Problem details — The records that follow are to be given again exactly.

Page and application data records
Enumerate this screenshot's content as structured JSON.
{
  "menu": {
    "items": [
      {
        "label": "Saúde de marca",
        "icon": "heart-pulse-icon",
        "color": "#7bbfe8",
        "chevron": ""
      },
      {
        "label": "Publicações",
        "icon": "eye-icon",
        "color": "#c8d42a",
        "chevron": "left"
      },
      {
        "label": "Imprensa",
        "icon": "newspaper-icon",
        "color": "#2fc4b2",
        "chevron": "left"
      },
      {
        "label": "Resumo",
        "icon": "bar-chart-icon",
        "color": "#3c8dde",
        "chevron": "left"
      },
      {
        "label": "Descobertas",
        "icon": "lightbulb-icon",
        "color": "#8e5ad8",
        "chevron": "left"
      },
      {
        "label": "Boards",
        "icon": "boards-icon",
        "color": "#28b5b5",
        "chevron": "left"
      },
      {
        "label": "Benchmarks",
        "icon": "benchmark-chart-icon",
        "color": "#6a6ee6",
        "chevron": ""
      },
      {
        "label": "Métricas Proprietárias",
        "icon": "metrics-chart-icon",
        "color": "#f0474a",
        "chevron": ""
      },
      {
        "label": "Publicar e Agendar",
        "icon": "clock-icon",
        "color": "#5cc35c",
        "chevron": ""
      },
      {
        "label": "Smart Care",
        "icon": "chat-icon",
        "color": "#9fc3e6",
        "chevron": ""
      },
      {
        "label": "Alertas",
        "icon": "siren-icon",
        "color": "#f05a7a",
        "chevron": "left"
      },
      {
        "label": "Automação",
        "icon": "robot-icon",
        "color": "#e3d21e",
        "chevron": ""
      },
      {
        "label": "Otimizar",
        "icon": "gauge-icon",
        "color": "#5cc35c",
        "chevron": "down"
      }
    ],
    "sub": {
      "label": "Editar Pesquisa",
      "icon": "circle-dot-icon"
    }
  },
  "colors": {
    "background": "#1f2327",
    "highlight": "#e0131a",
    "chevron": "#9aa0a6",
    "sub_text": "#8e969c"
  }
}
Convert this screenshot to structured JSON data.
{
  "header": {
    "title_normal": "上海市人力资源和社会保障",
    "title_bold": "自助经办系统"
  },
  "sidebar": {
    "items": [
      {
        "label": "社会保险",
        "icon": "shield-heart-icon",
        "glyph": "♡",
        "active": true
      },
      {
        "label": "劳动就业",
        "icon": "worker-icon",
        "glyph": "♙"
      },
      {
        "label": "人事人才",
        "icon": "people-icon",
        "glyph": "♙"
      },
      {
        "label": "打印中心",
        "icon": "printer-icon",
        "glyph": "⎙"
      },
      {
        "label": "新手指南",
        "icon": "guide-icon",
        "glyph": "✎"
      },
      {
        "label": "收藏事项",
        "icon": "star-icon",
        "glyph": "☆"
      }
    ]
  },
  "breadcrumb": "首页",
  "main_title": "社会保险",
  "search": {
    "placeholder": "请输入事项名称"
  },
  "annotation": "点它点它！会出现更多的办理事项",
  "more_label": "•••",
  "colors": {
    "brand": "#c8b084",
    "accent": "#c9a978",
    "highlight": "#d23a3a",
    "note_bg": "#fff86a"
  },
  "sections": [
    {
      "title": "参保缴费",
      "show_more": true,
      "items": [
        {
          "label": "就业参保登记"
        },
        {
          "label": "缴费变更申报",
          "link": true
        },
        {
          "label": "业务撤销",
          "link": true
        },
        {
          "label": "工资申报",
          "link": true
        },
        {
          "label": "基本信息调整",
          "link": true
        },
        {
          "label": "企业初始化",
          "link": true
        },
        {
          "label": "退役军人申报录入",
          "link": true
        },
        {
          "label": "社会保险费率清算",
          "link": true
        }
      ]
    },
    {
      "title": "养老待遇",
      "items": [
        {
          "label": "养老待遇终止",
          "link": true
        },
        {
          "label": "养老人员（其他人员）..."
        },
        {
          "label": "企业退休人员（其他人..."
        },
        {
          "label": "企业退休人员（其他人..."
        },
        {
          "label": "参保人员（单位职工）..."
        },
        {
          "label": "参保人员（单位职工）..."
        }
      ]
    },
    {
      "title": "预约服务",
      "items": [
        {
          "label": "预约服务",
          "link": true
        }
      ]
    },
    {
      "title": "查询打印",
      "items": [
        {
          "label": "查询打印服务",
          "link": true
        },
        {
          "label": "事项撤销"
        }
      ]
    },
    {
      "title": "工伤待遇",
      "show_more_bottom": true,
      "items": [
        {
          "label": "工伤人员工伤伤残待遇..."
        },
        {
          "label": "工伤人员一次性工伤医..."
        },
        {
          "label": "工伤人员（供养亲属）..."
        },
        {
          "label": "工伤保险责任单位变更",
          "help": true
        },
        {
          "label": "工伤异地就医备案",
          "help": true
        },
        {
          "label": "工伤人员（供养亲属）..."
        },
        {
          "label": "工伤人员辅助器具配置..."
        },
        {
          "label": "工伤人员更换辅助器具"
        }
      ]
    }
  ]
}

Reply to the task —
Enumerate this screenshot's content as structured JSON.
{
  "menu": {
    "items": [
      {
        "label": "Saúde de marca",
        "icon": "heart-pulse-icon",
        "color": "#7bbfe8",
        "chevron": ""
      },
      {
        "label": "Publicações",
        "icon": "eye-icon",
        "color": "#c8d42a",
        "chevron": "left"
      },
      {
        "label": "Imprensa",
        "icon": "newspaper-icon",
        "color": "#2fc4b2",
        "chevron": "left"
      },
      {
        "label": "Resumo",
        "icon": "bar-chart-icon",
        "color": "#3c8dde",
        "chevron": "left"
      },
      {
        "label": "Descobertas",
        "icon": "lightbulb-icon",
        "color": "#8e5ad8",
        "chevron": "left"
      },
      {
        "label": "Boards",
        "icon": "boards-icon",
        "color": "#28b5b5",
        "chevron": "left"
      },
      {
        "label": "Benchmarks",
        "icon": "benchmark-chart-icon",
        "color": "#6a6ee6",
        "chevron": ""
      },
      {
        "label": "Métricas Proprietárias",
        "icon": "metrics-chart-icon",
        "color": "#f0474a",
        "chevron": ""
      },
      {
        "label": "Publicar e Agendar",
        "icon": "clock-icon",
        "color": "#5cc35c",
        "chevron": ""
      },
      {
        "label": "Smart Care",
        "icon": "chat-icon",
        "color": "#9fc3e6",
        "chevron": ""
      },
      {
        "label": "Alertas",
        "icon": "siren-icon",
        "color": "#f05a7a",
        "chevron": "left"
      },
      {
        "label": "Automação",
        "icon": "robot-icon",
        "color": "#e3d21e",
        "chevron": ""
      },
      {
        "label": "Otimizar",
        "icon": "gauge-icon",
        "color": "#5cc35c",
        "chevron": "down"
      }
    ],
    "sub": {
      "label": "Editar Pesquisa",
      "icon": "circle-dot-icon"
    }
  },
  "colors": {
    "background": "#1f2327",
    "highlight": "#e0131a",
    "chevron": "#9aa0a6",
    "sub_text": "#8e969c"
  }
}
Convert this screenshot to structured JSON data.
{
  "header": {
    "title_normal": "上海市人力资源和社会保障",
    "title_bold": "自助经办系统"
  },
  "sidebar": {
    "items": [
      {
        "label": "社会保险",
        "icon": "shield-heart-icon",
        "glyph": "♡",
        "active": true
      },
      {
        "label": "劳动就业",
        "icon": "worker-icon",
        "glyph": "♙"
      },
      {
        "label": "人事人才",
        "icon": "people-icon",
        "glyph": "♙"
      },
      {
        "label": "打印中心",
        "icon": "printer-icon",
        "glyph": "⎙"
      },
      {
        "label": "新手指南",
        "icon": "guide-icon",
        "glyph": "✎"
      },
      {
        "label": "收藏事项",
        "icon": "star-icon",
        "glyph": "☆"
      }
    ]
  },
  "breadcrumb": "首页",
  "main_title": "社会保险",
  "search": {
    "placeholder": "请输入事项名称"
  },
  "annotation": "点它点它！会出现更多的办理事项",
  "more_label": "•••",
  "colors": {
    "brand": "#c8b084",
    "accent": "#c9a978",
    "highlight": "#d23a3a",
    "note_bg": "#fff86a"
  },
  "sections": [
    {
      "title": "参保缴费",
      "show_more": true,
      "items": [
        {
          "label": "就业参保登记"
        },
        {
          "label": "缴费变更申报",
          "link": true
        },
        {
          "label": "业务撤销",
          "link": true
        },
        {
          "label": "工资申报",
          "link": true
        },
        {
          "label": "基本信息调整",
          "link": true
        },
        {
          "label": "企业初始化",
          "link": true
        },
        {
          "label": "退役军人申报录入",
          "link": true
        },
        {
          "label": "社会保险费率清算",
          "link": true
        }
      ]
    },
    {
      "title": "养老待遇",
      "items": [
        {
          "label": "养老待遇终止",
          "link": true
        },
        {
          "label": "养老人员（其他人员）..."
        },
        {
          "label": "企业退休人员（其他人..."
        },
        {
          "label": "企业退休人员（其他人..."
        },
        {
          "label": "参保人员（单位职工）..."
        },
        {
          "label": "参保人员（单位职工）..."
        }
      ]
    },
    {
      "title": "预约服务",
      "items": [
        {
          "label": "预约服务",
          "link": true
        }
      ]
    },
    {
      "title": "查询打印",
      "items": [
        {
          "label": "查询打印服务",
          "link": true
        },
        {
          "label": "事项撤销"
        }
      ]
    },
    {
      "title": "工伤待遇",
      "show_more_bottom": true,
      "items": [
        {
          "label": "工伤人员工伤伤残待遇..."
        },
        {
          "label": "工伤人员一次性工伤医..."
        },
        {
          "label": "工伤人员（供养亲属）..."
        },
        {
          "label": "工伤保险责任单位变更",
          "help": true
        },
        {
          "label": "工伤异地就医备案",
          "help": true
        },
        {
          "label": "工伤人员（供养亲属）..."
        },
        {
          "label": "工伤人员辅助器具配置..."
        },
        {
          "label": "工伤人员更换辅助器具"
        }
      ]
    }
  ]
}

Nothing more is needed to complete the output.